Japan, however, has fiercely rejected China's ADIZ. It had expected to issue a joint communique with the US during US Vice-President Joe Biden's visit to Tokyo earlier this week to pressure China to scrap its ADIZ.
To its disappointment, the US refused such a joint statement and instead urged Japan to enter into talks with China to foster safety of navigation in the Chinese ADIZ, which overlaps with the Japanese one, including over the disputed Diaoyu/Senkaku Islands.
That the US refused to issue a joint communique on the ADIZ showed that it found it difficult to apply a double standard here: condoning the Japanese ADIZ established four decades ago while rejecting the new Chinese one.
The US stand is clear: On this issue, Japan had better talk to China.
Beijing, while rejecting both Japan and South Korea's demand that it scrap the new ADIZ, has extended invitations to both countries to hold bilateral talks.
The invitation to Japan to discuss navigational safety under the ADIZ, made last week through former foreign minister Tang Jiaxuan, has been rejected by the Japanese.

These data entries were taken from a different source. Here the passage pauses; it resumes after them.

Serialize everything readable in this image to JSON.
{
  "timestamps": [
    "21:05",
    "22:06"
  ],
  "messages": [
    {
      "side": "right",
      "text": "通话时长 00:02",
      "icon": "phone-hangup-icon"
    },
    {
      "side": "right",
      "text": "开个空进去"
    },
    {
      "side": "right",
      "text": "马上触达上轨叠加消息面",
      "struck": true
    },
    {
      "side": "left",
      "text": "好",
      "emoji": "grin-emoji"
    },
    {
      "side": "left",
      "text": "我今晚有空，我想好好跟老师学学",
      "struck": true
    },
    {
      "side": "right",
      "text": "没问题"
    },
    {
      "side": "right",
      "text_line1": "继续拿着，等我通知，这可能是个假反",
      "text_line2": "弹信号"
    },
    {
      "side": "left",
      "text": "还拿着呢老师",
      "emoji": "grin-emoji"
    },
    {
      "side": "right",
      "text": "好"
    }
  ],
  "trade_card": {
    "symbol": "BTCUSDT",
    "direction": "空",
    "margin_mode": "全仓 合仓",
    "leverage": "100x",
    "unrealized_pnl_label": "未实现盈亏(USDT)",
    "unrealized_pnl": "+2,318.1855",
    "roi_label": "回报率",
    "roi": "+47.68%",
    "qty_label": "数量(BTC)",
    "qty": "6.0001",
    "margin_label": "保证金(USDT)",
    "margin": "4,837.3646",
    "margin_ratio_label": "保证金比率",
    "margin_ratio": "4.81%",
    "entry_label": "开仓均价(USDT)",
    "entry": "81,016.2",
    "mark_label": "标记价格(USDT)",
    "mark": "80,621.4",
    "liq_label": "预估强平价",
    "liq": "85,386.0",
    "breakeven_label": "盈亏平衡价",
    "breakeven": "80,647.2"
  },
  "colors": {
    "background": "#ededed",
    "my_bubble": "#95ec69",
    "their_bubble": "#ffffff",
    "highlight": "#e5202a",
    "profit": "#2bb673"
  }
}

The invitation to Seoul last week, made by Chinese deputy chief of general staff Wang Guanzhong, is to discuss ways of promoting cooperation between their armies.
Thus by creating an ADIZ, China gains tacit US acquiescence of its right to patrol airspace far beyond its coast, and forces Japan and South Korea to turn to China on security matters.
Using the ADIZ, "China tries to establish for itself a dominant position in the security arena that matches its economic weight in the region", said Zhou.
Zhou also pointed out that this is in line with China's long-term strategic plan of creating a "Community of Shared Destinies" (CSD) with its neighbours, an idea expounded by Chinese President Xi Jinping at the Oct24-25 conference on diplomatic work.
China wants its neighbours to realise that with its rise, they share a common destiny with China, not with the US, for the simple reason of geographical proximity.
During the conference, Xi instructed that one of the main directions of diplomacy in the next 10 years should be to let the CSD concept "take root in China's neighbouring countries". It was said that the decision to designate an ADIZ was made in that conference in connection with the CSD. If so, it was a strange way to start such a community.
As observers point out, an ADIZ would surely produce the opposite result, forcing China's neighbours into closer relations with the US.
In the security arena, the more assertive China is, the more it will alienate its neighbours.